I don’t usually feel guilty when I don’t finish a book. But I do when it’s a classic that I know people love, and North and South is one of those. So I was happy to hear about this readalong hosted by Estella’s Revenge and Capricious Reader. Just the kick I needed to pick it back up. This week we’re discussing chapters 1-14.
Here’s a quick overview of the story, which was published in 1855 by Elizabeth Gaskell. Margaret Hale is a young woman living in a country town in Southern England. Her father is the pastor at Helstone, which I find a humorous name because Helstone is this ideal place to live where the birds sing and the flowers bloom.
Margaret’s family, like a lot of Austen families, are of the “gentle” class but still struggle financially. Margaret is smart and cares for her family. She’s not a rule-breaker by any stretch but is definitely her own person. She is disdainful of people in trades or industry, although sailors and farmers are just fine with her because they work off the land.
In the beginning of the book, Gaskell contrasts the busy society life of London with the quiet pastoral life of Helstone. But there’s another contrast in the wings. Mr. Hale makes a decision that forces the family to move north, to the industrial town of Milton. The family is now low on funds, zero on reputation, and forced to live among factory workers (although they are in a four bedroom house with two servants).
Mr. Hale is hired as a personal tutor to Mr. Thornton, the thirty-something factory owner, a self-made man. Sparks fly – or thud – when Margaret meets Mr. Thornton and they have no idea what to say to each other. He thinks her haughty and she sees him as “a tradesman”.
But this is an overly simplistic description, and what’s nice about this book is the complexity of the issues. Clearly Mr. Thornton has merits as a hard-working, honest man. On the other hand, Gaskell is clearly raising issues regarding the abusive conditions of factory work. Margaret isn’t guilty of all the snobbishness that Mr. Thornton perceives – but she’s no saint either.

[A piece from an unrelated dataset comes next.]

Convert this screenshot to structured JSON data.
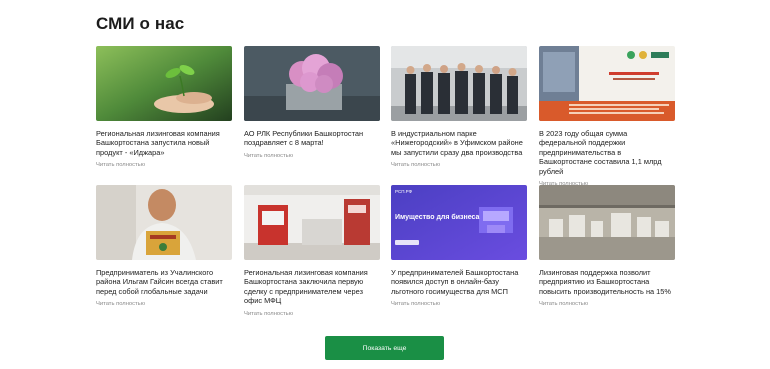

“I won’t deny that I am proud of belonging to a town – or perhaps I should rather say a district – the necessities of which give birth to such grandeur of conception. I would rather be a man toiling, suffering – nay, failing and successless – here, than lead a dull prosperous life in the old worn grooves of what you call more aristocratic society down in the South, with their slow days of careless ease. One may be clogged with honey and unable to rise and fly.”
“You are mistaken,” said Margaret, roused by the aspersion on her beloved South to a fond vehemence of defence, that brought the colour into her cheeks and angry tears into her eyes. “You do not know anything about the South. If there is less adventure or less progress – I suppose I must not say less excitement – from the gambling spirit of trade, which seems requisite to force out these wonderful inventions, there is less suffering also.”
At this point in the story Margaret is really holding her whole family together. She has a brother who is “missing” (we find out more later), and her father and mother are self-absorbed and dependent. Mr. Hale throws the whole family into turmoil yet all he can do is whine and complain about it. He decides the whole family has to move, then waits until the last minute to tell Margaret – and then he makes Margaret tell her mother.
I was kind of feeling sorry for Margaret at this point, but then she meets some of the factory workers, and you realize how little she has to complain about. She lives a pretty idle life when she isn’t propping up her parents, and she doesn’t really try that hard to help the less fortunate.
So far I’m really enjoying the book. I find Gaskell’s style straightforward and easy to read. I especially likes how much attention she pays to conversation, contrasting what the characters are thinking with what the other characters perceive.
That’s part 1 of 4 for the North and South Read-Along. If you’re part of the Read-Along, let me know how you’re liking the book.